Yes, you heard that right! Biryani originated from Persia (known today as Iran). So much has been said about Iran; the mysterious-yet-wondrous land that piques the interest of people abroad! It comes to no surprise, perhaps that Iran is the birthplace of such a wondrous and exotic dish like Biryani.
The word Biryani itself derived from the Persian language. It means fried or roasted.
Just picturing a plate of Biryani evokes a complex combination of fragrance and tantalizing flavours of cloves, cardamon, peppercorn, cumin, curry, garam masala, coriander, cinnamon stick, bay leaves, dried plums, cilantro and chillies.
Of course, each chef has his own version of Biryani but the point is, each plate should delivers what it promises!
In the heyday, the Mughal empire was a federation ruled and established by a Muslim Turkic dynasty of Chagatai Turco-Mongol origin from Central Asia. The founder was called Babur. Babur of Turco-Mongol-Genghis Khan descendant successfully instituted peace among the many vibrant cultures and communities of Persia, Mongol and India.
Peace continued to prosper throughout the 1600s where Emperor Shah Jahan led its peak in leading India and Pakistan. What remained prosperous too was the empire’s unique blend of culture, arts and food that were evident in the manner the royals dined and ate.
One day, as Shah Jahan’s Queen, Mumtaz Mahal visited the royals’ army, she was shocked to see how famished and malnourished the soldiers really were. Wanting change, Mumtaz Mahal requested the head chef to prepare something wholesome, both rich in nutrition and protein. It was said that Biryani was the product of such request.
Today, many variations of biryani are prepared beyond its birthplace with its own flavour and inspirations.
Thalassery biryani has cultural influences of Mughal and Arab in Malabar. Trade and the emigration to the Middle East of locals from the 1970s onwards was the main influence to this dish.
Thalassery Biriyani also known as Kerala Biryani uses Khyma rice (not to be confused with Basmati rice). Kayma rice are a short-grain and thin rice. Photo: Challiyan
The Hyderabadi biryani originated from Hyderabad, India. It is said to have arrived from a legacy of the Nizams of Hyderabad State with a blend of Mughlai, Iranian, Mughal, Turkish, and Arabic.
There are two kinds to this biryani – Kachchi (raw) Biryani, and the Pakki (cooked) Biryani.

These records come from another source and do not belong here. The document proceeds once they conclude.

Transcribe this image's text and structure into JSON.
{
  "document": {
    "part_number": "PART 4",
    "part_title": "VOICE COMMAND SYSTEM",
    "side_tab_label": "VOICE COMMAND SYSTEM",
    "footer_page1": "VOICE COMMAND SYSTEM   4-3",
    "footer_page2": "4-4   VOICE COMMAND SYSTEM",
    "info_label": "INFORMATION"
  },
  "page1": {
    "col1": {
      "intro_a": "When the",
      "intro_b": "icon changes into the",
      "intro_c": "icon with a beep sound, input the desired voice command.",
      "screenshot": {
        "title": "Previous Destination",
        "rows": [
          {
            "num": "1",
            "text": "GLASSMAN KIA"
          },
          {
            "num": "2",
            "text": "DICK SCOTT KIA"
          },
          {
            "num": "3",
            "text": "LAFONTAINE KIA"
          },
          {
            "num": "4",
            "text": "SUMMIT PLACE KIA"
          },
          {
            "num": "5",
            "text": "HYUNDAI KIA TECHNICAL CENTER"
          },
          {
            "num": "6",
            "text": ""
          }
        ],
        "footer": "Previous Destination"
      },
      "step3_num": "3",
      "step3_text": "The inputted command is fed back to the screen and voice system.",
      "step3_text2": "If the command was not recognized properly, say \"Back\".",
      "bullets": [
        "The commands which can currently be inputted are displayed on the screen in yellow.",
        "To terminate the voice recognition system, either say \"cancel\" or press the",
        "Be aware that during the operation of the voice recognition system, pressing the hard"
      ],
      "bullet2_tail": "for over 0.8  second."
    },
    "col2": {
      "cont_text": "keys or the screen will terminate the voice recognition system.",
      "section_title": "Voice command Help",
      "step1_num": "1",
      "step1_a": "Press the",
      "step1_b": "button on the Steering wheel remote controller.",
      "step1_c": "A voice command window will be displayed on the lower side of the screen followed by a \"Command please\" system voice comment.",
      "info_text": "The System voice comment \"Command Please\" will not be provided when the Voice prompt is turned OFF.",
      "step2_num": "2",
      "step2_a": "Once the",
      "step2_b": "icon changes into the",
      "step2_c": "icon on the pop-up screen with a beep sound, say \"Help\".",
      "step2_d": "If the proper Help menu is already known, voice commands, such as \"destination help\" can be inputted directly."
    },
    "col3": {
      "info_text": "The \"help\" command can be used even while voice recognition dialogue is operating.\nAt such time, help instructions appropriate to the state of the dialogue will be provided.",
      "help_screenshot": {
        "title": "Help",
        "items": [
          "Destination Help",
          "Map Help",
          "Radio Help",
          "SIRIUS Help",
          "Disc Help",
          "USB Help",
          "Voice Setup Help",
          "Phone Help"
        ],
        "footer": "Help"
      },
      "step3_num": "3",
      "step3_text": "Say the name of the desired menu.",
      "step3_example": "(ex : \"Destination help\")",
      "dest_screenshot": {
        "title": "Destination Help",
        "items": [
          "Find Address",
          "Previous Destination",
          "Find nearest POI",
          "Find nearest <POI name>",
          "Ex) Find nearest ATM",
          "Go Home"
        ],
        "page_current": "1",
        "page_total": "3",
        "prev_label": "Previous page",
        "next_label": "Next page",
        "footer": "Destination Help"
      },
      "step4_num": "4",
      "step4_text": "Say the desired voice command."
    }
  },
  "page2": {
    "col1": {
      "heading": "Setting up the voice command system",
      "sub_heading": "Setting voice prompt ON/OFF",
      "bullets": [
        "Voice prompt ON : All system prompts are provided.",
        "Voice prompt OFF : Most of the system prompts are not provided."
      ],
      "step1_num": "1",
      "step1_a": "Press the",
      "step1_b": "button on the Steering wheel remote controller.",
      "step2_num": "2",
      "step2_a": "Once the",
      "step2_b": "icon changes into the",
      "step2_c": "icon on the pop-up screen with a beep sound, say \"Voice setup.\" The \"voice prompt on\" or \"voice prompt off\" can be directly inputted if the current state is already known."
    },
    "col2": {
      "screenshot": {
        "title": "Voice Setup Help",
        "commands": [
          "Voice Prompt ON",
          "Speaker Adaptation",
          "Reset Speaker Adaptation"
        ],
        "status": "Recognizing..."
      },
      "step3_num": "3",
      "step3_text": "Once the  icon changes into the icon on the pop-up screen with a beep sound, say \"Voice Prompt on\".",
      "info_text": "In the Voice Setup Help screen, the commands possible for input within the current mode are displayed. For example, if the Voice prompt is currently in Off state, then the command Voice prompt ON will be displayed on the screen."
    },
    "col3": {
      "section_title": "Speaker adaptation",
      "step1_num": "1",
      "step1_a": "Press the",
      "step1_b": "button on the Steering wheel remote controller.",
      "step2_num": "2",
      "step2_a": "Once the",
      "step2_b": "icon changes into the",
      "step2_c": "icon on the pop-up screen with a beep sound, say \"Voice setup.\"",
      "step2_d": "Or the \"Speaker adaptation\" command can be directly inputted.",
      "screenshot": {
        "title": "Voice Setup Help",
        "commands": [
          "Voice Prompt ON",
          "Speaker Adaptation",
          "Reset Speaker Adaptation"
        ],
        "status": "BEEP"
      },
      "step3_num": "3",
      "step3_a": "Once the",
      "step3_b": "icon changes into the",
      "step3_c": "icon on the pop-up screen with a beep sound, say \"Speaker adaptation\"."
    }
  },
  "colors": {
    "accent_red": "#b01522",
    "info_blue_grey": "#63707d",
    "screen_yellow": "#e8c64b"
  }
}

The Kachchi biryani is prepared with meat marinated with spices overnight and then soaked in yogurt before cooking. The gosht (meat) is sandwiched between layers of fragrant long-grained basmati rice and cooked in dum. This meticulous method of cooking requires attention to time and temperature to get the right tenderness to the meat. In a Pakki biryani, the meat is marinated for a shorter time and cooked before being layered with the rice and cooked.
Biryani in Southeast Asia
Khao mok kai is the Thai version of chicken biryani. The dish is made by cooking rice together with the chicken curry. The sauce on the side contains ginger, coriander (cilantro), green chillies, vinegar, sugar, salt and water.
There’s also Biryani in Burma! Typically, the locals have it during weddings and special events. However, biryani remains to be growing in popularity. Today, the locals have it any other day with a number of vendors taking their biryani business online as well!
One of Halalke’s favourite spots for a good biryani is from Islamic Restaurant. Today, it stands at 94 years old. Story has it that the founder, Mr Abdul Rahman was an Indian masterchef who cut his teeth working for a wealthy Arab family, the Alsagoffs. Mr Abdul who infused aromatic and the wonderful flavours of both the Indian and Arab cuisines knew he would continue to do well if he made it out on his own. He did exactly that. The rest was history. Many delegates and celebrities have come to try Islamic’s biryani including Prime Minister Najib Razak!